8Sea Ice for Walrus Outlookn.d.ResearchIndigenous PeopleSEARCHCall for research contributionsHandoutSeeking contributions to government reporting on weather and sea ice conditions in Alaska walrus hunting regionsResearchers, Local communities, Indigenous peoplesTraditional knowledge, Collaboration, information sharingInformation gatheringOrganized by NOAA and NSF, contributions are made by Alaska Native sea ice and walrus experts008_9 - Sea Ice for Walrus Outlook Handout.pdf
9Guidelines for Collecting High Priority Ephermeral Data for Oil Spills in the Arctic in Support of Natural Resource Damage Assessments2014ResearchGovernmentNOAAAdvisory guidelines on how to collect ephermeral data.GuidelinesIndustry, Researchers, Local communities, Indigenous peoplesTraditional knowledge, collaboration, information sharingInformation gatheringNatural resource damage assessment (NRDA)- legal process conducted by State and Federal natural resource trustees in the event of an oil spill that impacts public resources. Traditional ecological knowledge used in drafting guidelines - does not say to what extent009_7 - NOAA Guidelines for Collecting Ephemeral Data for Oil Spills in the Arctic.pdf

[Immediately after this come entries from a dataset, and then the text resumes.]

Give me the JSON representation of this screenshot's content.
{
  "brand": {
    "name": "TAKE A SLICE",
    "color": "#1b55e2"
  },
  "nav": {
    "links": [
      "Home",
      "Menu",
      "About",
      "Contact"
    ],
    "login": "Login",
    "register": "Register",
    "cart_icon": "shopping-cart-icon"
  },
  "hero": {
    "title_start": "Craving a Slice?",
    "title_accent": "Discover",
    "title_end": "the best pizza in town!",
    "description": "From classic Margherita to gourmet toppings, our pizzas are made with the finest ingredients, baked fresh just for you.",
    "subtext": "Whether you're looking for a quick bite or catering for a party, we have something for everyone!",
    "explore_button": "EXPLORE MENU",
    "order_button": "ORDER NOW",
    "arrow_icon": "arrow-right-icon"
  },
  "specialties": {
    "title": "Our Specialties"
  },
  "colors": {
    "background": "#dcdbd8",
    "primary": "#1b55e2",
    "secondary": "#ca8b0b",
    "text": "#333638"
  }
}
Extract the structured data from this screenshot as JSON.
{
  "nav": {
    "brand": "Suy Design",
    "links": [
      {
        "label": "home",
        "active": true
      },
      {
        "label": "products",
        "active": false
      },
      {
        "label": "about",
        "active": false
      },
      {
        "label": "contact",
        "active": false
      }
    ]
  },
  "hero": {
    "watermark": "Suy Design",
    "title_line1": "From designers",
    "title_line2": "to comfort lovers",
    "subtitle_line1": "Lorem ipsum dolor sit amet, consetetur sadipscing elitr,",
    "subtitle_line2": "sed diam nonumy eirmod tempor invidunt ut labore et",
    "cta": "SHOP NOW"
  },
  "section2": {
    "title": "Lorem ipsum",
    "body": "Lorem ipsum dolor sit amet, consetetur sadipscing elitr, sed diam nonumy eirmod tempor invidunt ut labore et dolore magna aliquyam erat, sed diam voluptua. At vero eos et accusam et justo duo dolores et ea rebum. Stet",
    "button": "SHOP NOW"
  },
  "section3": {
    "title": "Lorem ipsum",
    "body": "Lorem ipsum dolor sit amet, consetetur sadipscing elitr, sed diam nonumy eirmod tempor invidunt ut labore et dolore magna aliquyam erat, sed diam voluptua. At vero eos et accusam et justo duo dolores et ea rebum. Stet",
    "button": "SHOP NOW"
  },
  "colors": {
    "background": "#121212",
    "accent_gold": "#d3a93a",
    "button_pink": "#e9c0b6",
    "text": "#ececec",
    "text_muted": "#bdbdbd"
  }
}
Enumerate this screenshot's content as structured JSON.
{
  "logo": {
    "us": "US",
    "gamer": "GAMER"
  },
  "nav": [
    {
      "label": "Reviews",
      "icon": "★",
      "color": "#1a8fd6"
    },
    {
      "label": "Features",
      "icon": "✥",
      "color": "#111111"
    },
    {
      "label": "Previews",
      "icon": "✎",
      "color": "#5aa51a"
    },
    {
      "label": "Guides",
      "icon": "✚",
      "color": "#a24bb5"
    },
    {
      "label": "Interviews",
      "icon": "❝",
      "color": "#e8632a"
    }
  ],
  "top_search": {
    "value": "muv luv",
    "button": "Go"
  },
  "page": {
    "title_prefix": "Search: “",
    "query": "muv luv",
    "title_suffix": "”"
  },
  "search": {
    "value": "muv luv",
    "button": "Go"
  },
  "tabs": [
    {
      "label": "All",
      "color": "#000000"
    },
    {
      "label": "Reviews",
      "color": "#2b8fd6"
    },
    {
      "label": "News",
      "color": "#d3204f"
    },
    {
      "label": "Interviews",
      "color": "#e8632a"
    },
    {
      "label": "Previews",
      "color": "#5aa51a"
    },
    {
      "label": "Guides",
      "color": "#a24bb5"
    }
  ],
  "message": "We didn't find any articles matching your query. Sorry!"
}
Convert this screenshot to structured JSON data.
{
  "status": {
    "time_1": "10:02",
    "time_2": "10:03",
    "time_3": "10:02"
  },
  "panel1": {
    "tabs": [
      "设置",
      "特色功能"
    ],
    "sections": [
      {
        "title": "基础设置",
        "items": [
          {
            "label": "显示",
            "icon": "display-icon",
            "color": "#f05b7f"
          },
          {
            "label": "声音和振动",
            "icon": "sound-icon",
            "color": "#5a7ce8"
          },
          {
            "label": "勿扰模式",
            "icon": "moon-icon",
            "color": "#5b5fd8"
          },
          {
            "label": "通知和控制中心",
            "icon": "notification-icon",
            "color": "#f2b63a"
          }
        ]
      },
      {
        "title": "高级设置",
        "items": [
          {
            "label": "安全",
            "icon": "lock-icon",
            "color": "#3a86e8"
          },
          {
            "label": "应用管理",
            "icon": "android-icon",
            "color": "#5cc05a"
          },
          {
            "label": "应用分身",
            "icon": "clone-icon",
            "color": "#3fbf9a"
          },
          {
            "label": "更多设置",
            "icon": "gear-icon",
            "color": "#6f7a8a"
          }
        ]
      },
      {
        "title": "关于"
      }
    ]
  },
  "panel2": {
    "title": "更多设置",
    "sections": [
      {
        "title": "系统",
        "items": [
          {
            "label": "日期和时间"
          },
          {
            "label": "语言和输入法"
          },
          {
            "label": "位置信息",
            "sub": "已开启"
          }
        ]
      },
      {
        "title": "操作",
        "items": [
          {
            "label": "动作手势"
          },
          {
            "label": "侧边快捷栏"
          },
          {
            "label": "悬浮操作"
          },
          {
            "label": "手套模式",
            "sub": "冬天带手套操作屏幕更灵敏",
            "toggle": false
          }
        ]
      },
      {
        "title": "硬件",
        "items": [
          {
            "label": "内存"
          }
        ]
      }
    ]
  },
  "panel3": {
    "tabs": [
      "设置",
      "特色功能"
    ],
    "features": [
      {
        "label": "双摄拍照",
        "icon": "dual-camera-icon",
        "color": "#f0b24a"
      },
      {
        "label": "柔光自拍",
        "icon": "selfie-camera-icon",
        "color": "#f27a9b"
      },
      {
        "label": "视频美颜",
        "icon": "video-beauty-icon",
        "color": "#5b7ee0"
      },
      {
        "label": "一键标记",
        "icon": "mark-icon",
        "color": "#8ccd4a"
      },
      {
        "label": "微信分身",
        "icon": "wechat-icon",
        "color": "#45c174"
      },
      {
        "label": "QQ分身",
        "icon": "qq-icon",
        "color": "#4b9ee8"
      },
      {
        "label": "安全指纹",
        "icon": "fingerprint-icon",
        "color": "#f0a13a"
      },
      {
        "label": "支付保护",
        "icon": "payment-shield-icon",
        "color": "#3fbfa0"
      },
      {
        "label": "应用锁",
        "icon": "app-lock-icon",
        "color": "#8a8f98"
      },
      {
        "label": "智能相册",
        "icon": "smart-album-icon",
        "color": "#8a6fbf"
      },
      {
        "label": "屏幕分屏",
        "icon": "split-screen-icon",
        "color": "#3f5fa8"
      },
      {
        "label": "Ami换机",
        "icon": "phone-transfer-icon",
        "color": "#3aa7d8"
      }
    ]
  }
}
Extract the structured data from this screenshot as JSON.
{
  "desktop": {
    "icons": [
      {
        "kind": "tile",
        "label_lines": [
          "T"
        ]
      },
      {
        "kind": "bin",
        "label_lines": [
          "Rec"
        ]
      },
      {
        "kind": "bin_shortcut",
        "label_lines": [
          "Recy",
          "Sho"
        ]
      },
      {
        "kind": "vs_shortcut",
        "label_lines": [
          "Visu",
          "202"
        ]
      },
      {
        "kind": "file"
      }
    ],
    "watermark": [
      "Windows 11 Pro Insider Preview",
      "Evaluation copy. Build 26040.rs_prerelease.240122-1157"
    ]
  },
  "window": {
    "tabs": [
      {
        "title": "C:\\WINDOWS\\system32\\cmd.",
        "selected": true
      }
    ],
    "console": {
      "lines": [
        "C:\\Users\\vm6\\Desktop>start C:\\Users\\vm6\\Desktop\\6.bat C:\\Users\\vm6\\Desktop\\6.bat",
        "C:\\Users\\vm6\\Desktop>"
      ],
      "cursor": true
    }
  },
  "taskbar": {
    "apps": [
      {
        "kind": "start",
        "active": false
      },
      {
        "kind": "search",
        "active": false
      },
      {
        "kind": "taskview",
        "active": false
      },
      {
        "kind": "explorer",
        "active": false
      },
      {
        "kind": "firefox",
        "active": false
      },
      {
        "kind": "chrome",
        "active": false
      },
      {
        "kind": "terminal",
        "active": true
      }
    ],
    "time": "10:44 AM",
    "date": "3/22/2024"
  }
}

10Office of Coast survey engagement with Alaska Arctic Indigenous Peoples and Local CommunitiesResearchGovernment NOAAHandoutIndustry, Local communities, Indigenous peoplesConsultation, Informed, information sharingPlanning of research plan, Information gatheringThrough the NOAA Alaska Regional Navigation Manager - liaison with stakeholders. Attendance at regional commision meetings, provide materials. Typically reaching representatives/leadership council members. Where difficult to reach community, use partner agencies (SeaGrant, AOOS) to coordinate field activities and information disemination. States phone calls are less effective. NOAA Coast Survey engages with Alaskan Arctic indigenous peoples and local communities on NOAA hydrographic survey priorities and the region's nautical charting needs010_6 - NOAA OCS Engagement with Alaska.docx